What Badu seems to be trying (and failing) to explain cogently is that she believes that we should educate both young girls and boys about sex and sexualization at an early age. Most of us agree on this point. Of course we should teach everyone about the harms of patriarchy and how it affects us all, especially how it uses our bodies. I’m all for that, all day, every day.
The problem is the fact that her argument is rooted in (internalized) misogyny. The amount of focus that she places on the behavior of girls in her stories is troubling because she frames it as if the girls are trapping boys/men. In her accounts, it seems that the boys/men are the victims and the girls are the predators.
What is also troubling is her language. Words/concepts like “modesty” and “sacredness” are being conflated (to paraphrase a friend on this subject, “My nakedness is sacred, bih”). For Badu, “modesty” (but modesty according to whom? Think about who gets to determine that and why) is a form of “empowerment”. Her opinion on empowerment is valid, but it is not universal. Modesty empowers some and not others. Just as nudity empowers some and not others. Purity empowers some and not others. Hoetry empowers some and not others. Etcetera and etcetera.

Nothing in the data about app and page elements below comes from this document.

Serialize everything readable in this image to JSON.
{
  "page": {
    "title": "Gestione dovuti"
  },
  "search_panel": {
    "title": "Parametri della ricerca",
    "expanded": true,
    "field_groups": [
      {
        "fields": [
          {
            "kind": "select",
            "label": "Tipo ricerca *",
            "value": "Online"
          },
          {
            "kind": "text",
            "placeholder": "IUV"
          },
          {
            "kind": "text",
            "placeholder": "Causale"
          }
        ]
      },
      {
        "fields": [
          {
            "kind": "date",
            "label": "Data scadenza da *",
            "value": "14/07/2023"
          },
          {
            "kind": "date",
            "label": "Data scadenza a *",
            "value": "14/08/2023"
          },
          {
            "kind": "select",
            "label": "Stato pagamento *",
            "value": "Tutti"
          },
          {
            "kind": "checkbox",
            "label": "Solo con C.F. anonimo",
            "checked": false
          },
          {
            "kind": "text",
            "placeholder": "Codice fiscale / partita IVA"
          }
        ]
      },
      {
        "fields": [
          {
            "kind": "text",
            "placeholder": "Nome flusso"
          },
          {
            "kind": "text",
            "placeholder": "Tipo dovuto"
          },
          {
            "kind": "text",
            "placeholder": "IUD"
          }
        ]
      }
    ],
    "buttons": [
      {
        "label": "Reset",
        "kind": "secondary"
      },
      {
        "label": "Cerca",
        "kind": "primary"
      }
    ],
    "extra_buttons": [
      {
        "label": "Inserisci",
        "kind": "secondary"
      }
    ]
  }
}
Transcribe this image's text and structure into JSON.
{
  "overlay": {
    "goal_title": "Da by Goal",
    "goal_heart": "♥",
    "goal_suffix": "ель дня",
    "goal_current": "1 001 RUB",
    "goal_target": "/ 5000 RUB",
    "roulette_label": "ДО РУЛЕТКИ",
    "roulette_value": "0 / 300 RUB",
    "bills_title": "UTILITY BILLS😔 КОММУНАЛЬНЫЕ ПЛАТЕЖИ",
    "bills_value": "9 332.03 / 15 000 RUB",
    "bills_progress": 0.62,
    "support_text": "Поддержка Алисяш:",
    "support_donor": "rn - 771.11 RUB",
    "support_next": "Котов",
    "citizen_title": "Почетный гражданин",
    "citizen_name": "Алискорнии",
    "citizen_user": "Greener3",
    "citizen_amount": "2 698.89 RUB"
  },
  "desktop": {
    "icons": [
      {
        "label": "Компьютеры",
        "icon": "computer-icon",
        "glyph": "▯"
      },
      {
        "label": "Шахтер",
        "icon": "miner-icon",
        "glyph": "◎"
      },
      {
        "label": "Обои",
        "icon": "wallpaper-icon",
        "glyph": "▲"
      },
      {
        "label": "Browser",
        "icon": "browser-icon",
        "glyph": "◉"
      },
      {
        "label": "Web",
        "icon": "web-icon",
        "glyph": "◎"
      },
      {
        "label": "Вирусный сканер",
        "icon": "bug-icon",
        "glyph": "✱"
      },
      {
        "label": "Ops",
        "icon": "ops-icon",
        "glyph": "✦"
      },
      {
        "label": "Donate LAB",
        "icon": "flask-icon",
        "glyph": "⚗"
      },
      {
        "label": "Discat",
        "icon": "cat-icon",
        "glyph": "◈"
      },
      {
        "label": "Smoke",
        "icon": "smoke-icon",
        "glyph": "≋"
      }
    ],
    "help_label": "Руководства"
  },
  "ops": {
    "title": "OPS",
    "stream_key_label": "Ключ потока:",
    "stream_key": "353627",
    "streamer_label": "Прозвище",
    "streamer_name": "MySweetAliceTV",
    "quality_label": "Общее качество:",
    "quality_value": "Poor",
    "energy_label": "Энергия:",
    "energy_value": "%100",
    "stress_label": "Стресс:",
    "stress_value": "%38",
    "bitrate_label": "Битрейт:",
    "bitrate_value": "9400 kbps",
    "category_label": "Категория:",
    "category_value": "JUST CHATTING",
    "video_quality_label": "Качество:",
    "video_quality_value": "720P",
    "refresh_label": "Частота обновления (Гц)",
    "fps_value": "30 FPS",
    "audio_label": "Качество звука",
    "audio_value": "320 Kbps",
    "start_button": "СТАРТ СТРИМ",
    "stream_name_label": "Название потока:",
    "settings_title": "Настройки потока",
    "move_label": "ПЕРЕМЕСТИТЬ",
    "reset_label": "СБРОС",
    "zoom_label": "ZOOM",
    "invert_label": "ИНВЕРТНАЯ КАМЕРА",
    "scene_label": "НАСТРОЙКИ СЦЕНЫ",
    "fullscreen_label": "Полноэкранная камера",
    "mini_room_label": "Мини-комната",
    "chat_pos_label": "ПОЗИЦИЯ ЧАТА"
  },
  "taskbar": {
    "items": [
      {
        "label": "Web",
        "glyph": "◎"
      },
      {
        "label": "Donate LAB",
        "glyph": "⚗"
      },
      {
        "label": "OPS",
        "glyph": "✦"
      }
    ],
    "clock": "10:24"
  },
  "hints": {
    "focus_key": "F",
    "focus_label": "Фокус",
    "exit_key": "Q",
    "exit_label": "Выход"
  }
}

She’s speaking from a spiritual perspective, which would be acceptable if this were merely a spiritual issue rather than a systemic/systematic societal one. The kind of “power” that she is talking about is not the kind of power that we are dealing with here—a hierarchical/patriarchal power structure. The power dynamics between an adult man and an adolescent or prepubescent girl cannot be ignored in favor of Badu’s nebulous spiritual power that she wants to teach young girls to “will” (wield?), because within this dynamic, the men have all of the power and the girls have none. She can preach that god is a woman until she is blue in the face, but that does nothing to address the deeply ingrained belief that girls can invite their own abuse(s)—sexualization and objectification—by being a “distraction” to male teachers.
But I guess this is all okay because Ms. Badu is “just talkin” and enjoys “dialoguing” with all of us. Except that it’s not, because conversations like these have real implications for people’s lives. This is the kind of logic that gets rapists acquitted because a rape victim/survivor appears to be older than she is. This kind of logic is central to rape culture and I read it undeniably as rape apology.
Her argument perpetuates rape culture because its foundation is misogynistic. And her gospel of “modesty” is intimately related to the dangerous brand of black patriarchy and its agents who try to “queen” black women into submission. One does not have to explicitly say the words “I blame the victim” in order for one’s argument to be victim-blaming. Badu’s tweets reveal that she believes that girls can bear responsibility, by virtue of their hemline, if an adult man (or anyone else) sexualizes them.
She and her supporters are refusing to recognize the fact that we live in a society in which girls are always-already sexualized and boys/men are always-already socialized to view these girls as sexual objects/subjects, regardless of male biology or female attire. This is why it is an absolute imperative that we challenge currently accepted doctrines about the “naturalness” of men’s attraction to young girls. Not only is it lazy, androcentric logic, but it is also dangerous thinking that leaves our girls unequipped and unprotected against patriarchal violences.
Sherronda J. Brown is a native North Carolinian with an academic background in Media Studies, Women’s & Gender Studies, and African American & African Diaspora Studies. She is passionate about social justice, black feminisms, and zombies.